● Task description: Every record, apart from its pictures, should be repeated exactly.
= = =
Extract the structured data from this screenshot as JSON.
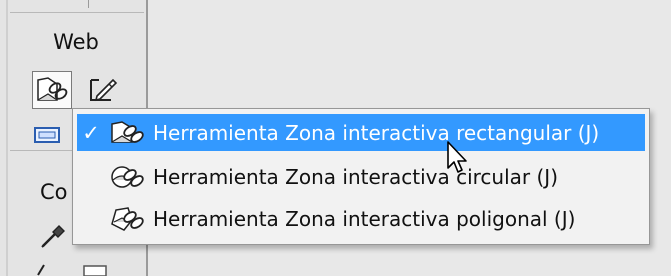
{
  "tools_panel": {
    "section_web_label": "Web",
    "section_colors_label_partial": "Co"
  },
  "hotspot_menu": {
    "items": [
      {
        "label": "Herramienta Zona interactiva rectangular (J)",
        "checked": true,
        "highlighted": true,
        "icon": "rectangle-hotspot-icon"
      },
      {
        "label": "Herramienta Zona interactiva circular (J)",
        "checked": false,
        "highlighted": false,
        "icon": "circle-hotspot-icon"
      },
      {
        "label": "Herramienta Zona interactiva poligonal (J)",
        "checked": false,
        "highlighted": false,
        "icon": "polygon-hotspot-icon"
      }
    ],
    "check_mark": "✓",
    "highlight_color": "#3399ff"
  }
}
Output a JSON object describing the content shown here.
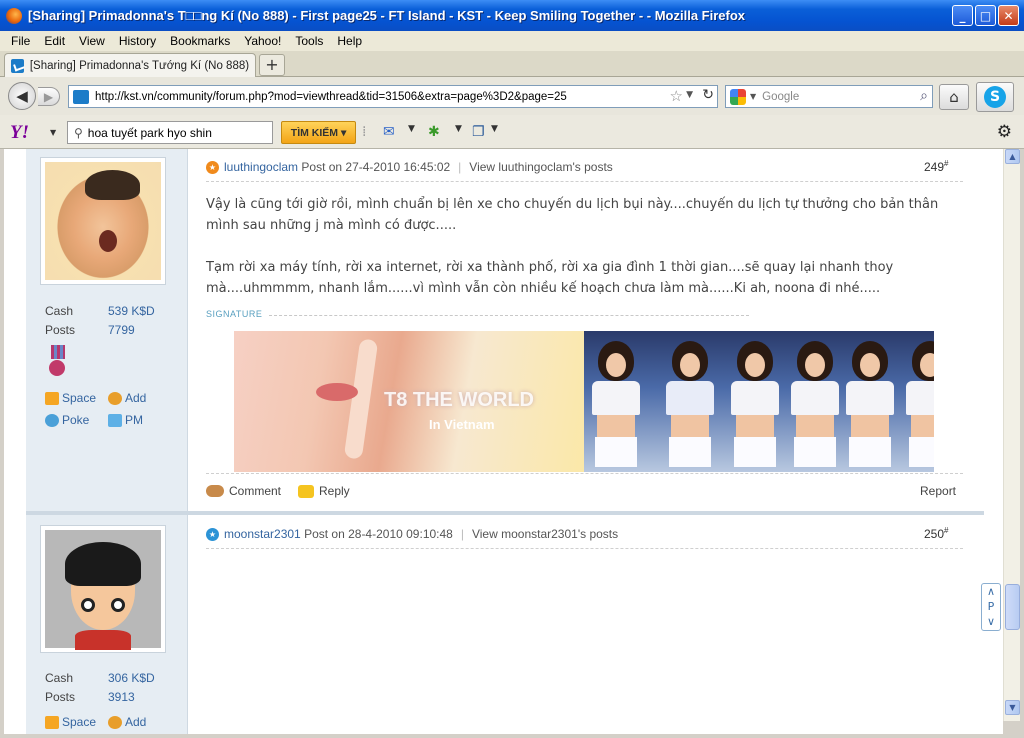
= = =
● Exercise result:
Extract the structured data from this screenshot as JSON.
{
  "tools_panel": {
    "section_web_label": "Web",
    "section_colors_label_partial": "Co"
  },
  "hotspot_menu": {
    "items": [
      {
        "label": "Herramienta Zona interactiva rectangular (J)",
        "checked": true,
        "highlighted": true,
        "icon": "rectangle-hotspot-icon"
      },
      {
        "label": "Herramienta Zona interactiva circular (J)",
        "checked": false,
        "highlighted": false,
        "icon": "circle-hotspot-icon"
      },
      {
        "label": "Herramienta Zona interactiva poligonal (J)",
        "checked": false,
        "highlighted": false,
        "icon": "polygon-hotspot-icon"
      }
    ],
    "check_mark": "✓",
    "highlight_color": "#3399ff"
  }
}
Output a JSON object describing the content shown here.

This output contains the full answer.